Reproduce the full listing as it stands. Images do not belong in the copy.

(SUPPLIED MATERIAL begins)

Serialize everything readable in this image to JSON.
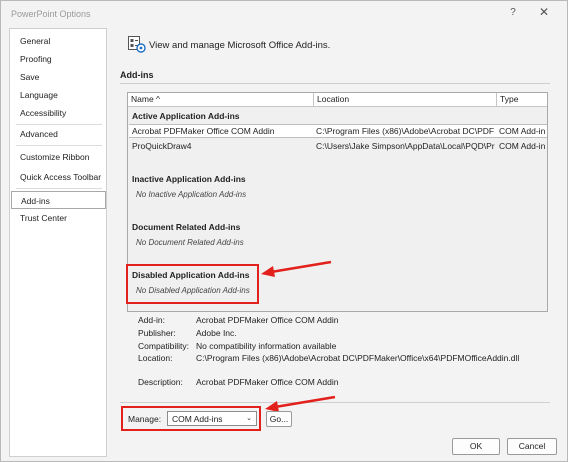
{
  "window": {
    "title": "PowerPoint Options",
    "help_glyph": "?",
    "close_glyph": "✕"
  },
  "sidebar": {
    "items": [
      {
        "label": "General"
      },
      {
        "label": "Proofing"
      },
      {
        "label": "Save"
      },
      {
        "label": "Language"
      },
      {
        "label": "Accessibility"
      },
      {
        "label": "Advanced"
      },
      {
        "label": "Customize Ribbon"
      },
      {
        "label": "Quick Access Toolbar"
      },
      {
        "label": "Add-ins"
      },
      {
        "label": "Trust Center"
      }
    ],
    "selected": "Add-ins"
  },
  "header": {
    "text": "View and manage Microsoft Office Add-ins.",
    "icon": "addins-manage-icon"
  },
  "section": {
    "title": "Add-ins"
  },
  "table": {
    "columns": [
      "Name ^",
      "Location",
      "Type"
    ],
    "groups": {
      "active": {
        "title": "Active Application Add-ins",
        "rows": [
          {
            "name": "Acrobat PDFMaker Office COM Addin",
            "location": "C:\\Program Files (x86)\\Adobe\\Acrobat DC\\PDF",
            "type": "COM Add-in"
          },
          {
            "name": "ProQuickDraw4",
            "location": "C:\\Users\\Jake Simpson\\AppData\\Local\\PQD\\Pr",
            "type": "COM Add-in"
          }
        ]
      },
      "inactive": {
        "title": "Inactive Application Add-ins",
        "empty": "No Inactive Application Add-ins"
      },
      "document": {
        "title": "Document Related Add-ins",
        "empty": "No Document Related Add-ins"
      },
      "disabled": {
        "title": "Disabled Application Add-ins",
        "empty": "No Disabled Application Add-ins"
      }
    }
  },
  "details": {
    "addin_label": "Add-in:",
    "addin_value": "Acrobat PDFMaker Office COM Addin",
    "publisher_label": "Publisher:",
    "publisher_value": "Adobe Inc.",
    "compat_label": "Compatibility:",
    "compat_value": "No compatibility information available",
    "location_label": "Location:",
    "location_value": "C:\\Program Files (x86)\\Adobe\\Acrobat DC\\PDFMaker\\Office\\x64\\PDFMOfficeAddin.dll",
    "description_label": "Description:",
    "description_value": "Acrobat PDFMaker Office COM Addin"
  },
  "manage": {
    "label": "Manage:",
    "selected": "COM Add-ins",
    "go_label": "Go..."
  },
  "buttons": {
    "ok": "OK",
    "cancel": "Cancel"
  },
  "colors": {
    "annotation_red": "#e2201c",
    "selection_border": "#a8a8a8",
    "accent_blue": "#1f6fc5"
  }
}
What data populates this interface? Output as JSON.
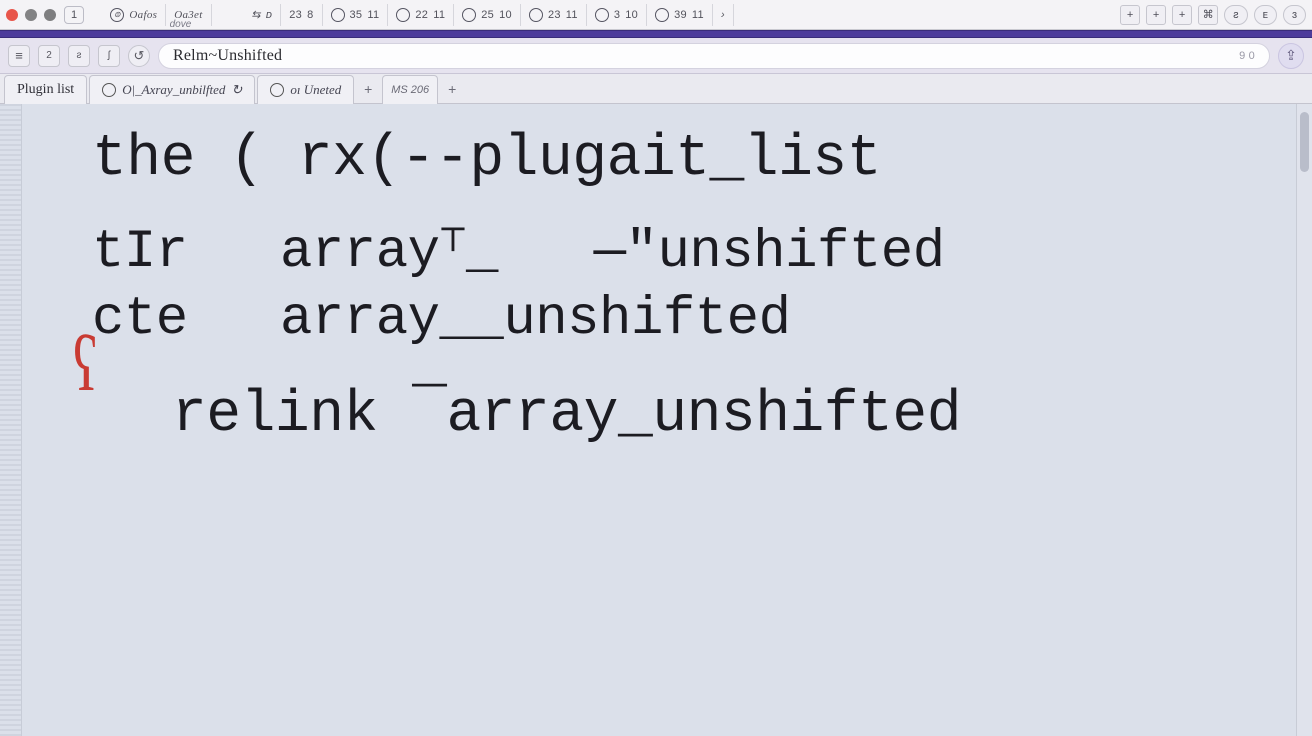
{
  "titlebar": {
    "dove_label": "dove",
    "tab_first": "1",
    "tabs": [
      {
        "labelA": "Oafos",
        "labelB": ""
      },
      {
        "labelA": "Oa3et",
        "labelB": ""
      },
      {
        "labelA": "23",
        "labelB": "8"
      },
      {
        "labelA": "35",
        "labelB": "11"
      },
      {
        "labelA": "22",
        "labelB": "11"
      },
      {
        "labelA": "25",
        "labelB": "10"
      },
      {
        "labelA": "23",
        "labelB": "11"
      },
      {
        "labelA": "3",
        "labelB": "10"
      },
      {
        "labelA": "39",
        "labelB": "11"
      }
    ],
    "tail_btns": [
      "+",
      "+",
      "+"
    ],
    "tail_glyph": "⌘",
    "tail_pills": [
      "ƨ",
      "ᴇ",
      "ɜ"
    ]
  },
  "addr": {
    "ctls_left": [
      "≡",
      "2",
      "ƨ",
      "ʃ",
      "↺"
    ],
    "omni_text": "Relm~Unshifted",
    "omni_tail": "9 0",
    "right_glyph": "⇪"
  },
  "doctabs": {
    "main": "Plugin list",
    "inner1": "O|_Axray_unbilfted",
    "inner2": "oı Uneted",
    "mini": "MS 206"
  },
  "code": {
    "line1": "the ( rx(--plugait_list",
    "col1a": "tIr",
    "col1b": "cte",
    "col2a": "array⸆_   —\"unshifted",
    "col2b": "array__unshifted",
    "line4": "relink ¯array_unshifted",
    "redmark": "ʕ"
  }
}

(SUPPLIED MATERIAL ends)

PROBLEM SOLUTION:
Serialize everything readable in this image to JSON.
{
  "window": {
    "title": "PowerPoint Options",
    "help_glyph": "?",
    "close_glyph": "✕"
  },
  "sidebar": {
    "items": [
      {
        "label": "General"
      },
      {
        "label": "Proofing"
      },
      {
        "label": "Save"
      },
      {
        "label": "Language"
      },
      {
        "label": "Accessibility"
      },
      {
        "label": "Advanced"
      },
      {
        "label": "Customize Ribbon"
      },
      {
        "label": "Quick Access Toolbar"
      },
      {
        "label": "Add-ins"
      },
      {
        "label": "Trust Center"
      }
    ],
    "selected": "Add-ins"
  },
  "header": {
    "text": "View and manage Microsoft Office Add-ins.",
    "icon": "addins-manage-icon"
  },
  "section": {
    "title": "Add-ins"
  },
  "table": {
    "columns": [
      "Name ^",
      "Location",
      "Type"
    ],
    "groups": {
      "active": {
        "title": "Active Application Add-ins",
        "rows": [
          {
            "name": "Acrobat PDFMaker Office COM Addin",
            "location": "C:\\Program Files (x86)\\Adobe\\Acrobat DC\\PDF",
            "type": "COM Add-in"
          },
          {
            "name": "ProQuickDraw4",
            "location": "C:\\Users\\Jake Simpson\\AppData\\Local\\PQD\\Pr",
            "type": "COM Add-in"
          }
        ]
      },
      "inactive": {
        "title": "Inactive Application Add-ins",
        "empty": "No Inactive Application Add-ins"
      },
      "document": {
        "title": "Document Related Add-ins",
        "empty": "No Document Related Add-ins"
      },
      "disabled": {
        "title": "Disabled Application Add-ins",
        "empty": "No Disabled Application Add-ins"
      }
    }
  },
  "details": {
    "addin_label": "Add-in:",
    "addin_value": "Acrobat PDFMaker Office COM Addin",
    "publisher_label": "Publisher:",
    "publisher_value": "Adobe Inc.",
    "compat_label": "Compatibility:",
    "compat_value": "No compatibility information available",
    "location_label": "Location:",
    "location_value": "C:\\Program Files (x86)\\Adobe\\Acrobat DC\\PDFMaker\\Office\\x64\\PDFMOfficeAddin.dll",
    "description_label": "Description:",
    "description_value": "Acrobat PDFMaker Office COM Addin"
  },
  "manage": {
    "label": "Manage:",
    "selected": "COM Add-ins",
    "go_label": "Go..."
  },
  "buttons": {
    "ok": "OK",
    "cancel": "Cancel"
  },
  "colors": {
    "annotation_red": "#e2201c",
    "selection_border": "#a8a8a8",
    "accent_blue": "#1f6fc5"
  }
}
What data populates this interface? Output as JSON.
{
  "titlebar": {
    "dove_label": "dove",
    "tab_first": "1",
    "tabs": [
      {
        "labelA": "Oafos",
        "labelB": ""
      },
      {
        "labelA": "Oa3et",
        "labelB": ""
      },
      {
        "labelA": "23",
        "labelB": "8"
      },
      {
        "labelA": "35",
        "labelB": "11"
      },
      {
        "labelA": "22",
        "labelB": "11"
      },
      {
        "labelA": "25",
        "labelB": "10"
      },
      {
        "labelA": "23",
        "labelB": "11"
      },
      {
        "labelA": "3",
        "labelB": "10"
      },
      {
        "labelA": "39",
        "labelB": "11"
      }
    ],
    "tail_btns": [
      "+",
      "+",
      "+"
    ],
    "tail_glyph": "⌘",
    "tail_pills": [
      "ƨ",
      "ᴇ",
      "ɜ"
    ]
  },
  "addr": {
    "ctls_left": [
      "≡",
      "2",
      "ƨ",
      "ʃ",
      "↺"
    ],
    "omni_text": "Relm~Unshifted",
    "omni_tail": "9 0",
    "right_glyph": "⇪"
  },
  "doctabs": {
    "main": "Plugin list",
    "inner1": "O|_Axray_unbilfted",
    "inner2": "oı Uneted",
    "mini": "MS 206"
  },
  "code": {
    "line1": "the ( rx(--plugait_list",
    "col1a": "tIr",
    "col1b": "cte",
    "col2a": "array⸆_   —\"unshifted",
    "col2b": "array__unshifted",
    "line4": "relink ¯array_unshifted",
    "redmark": "ʕ"
  }
}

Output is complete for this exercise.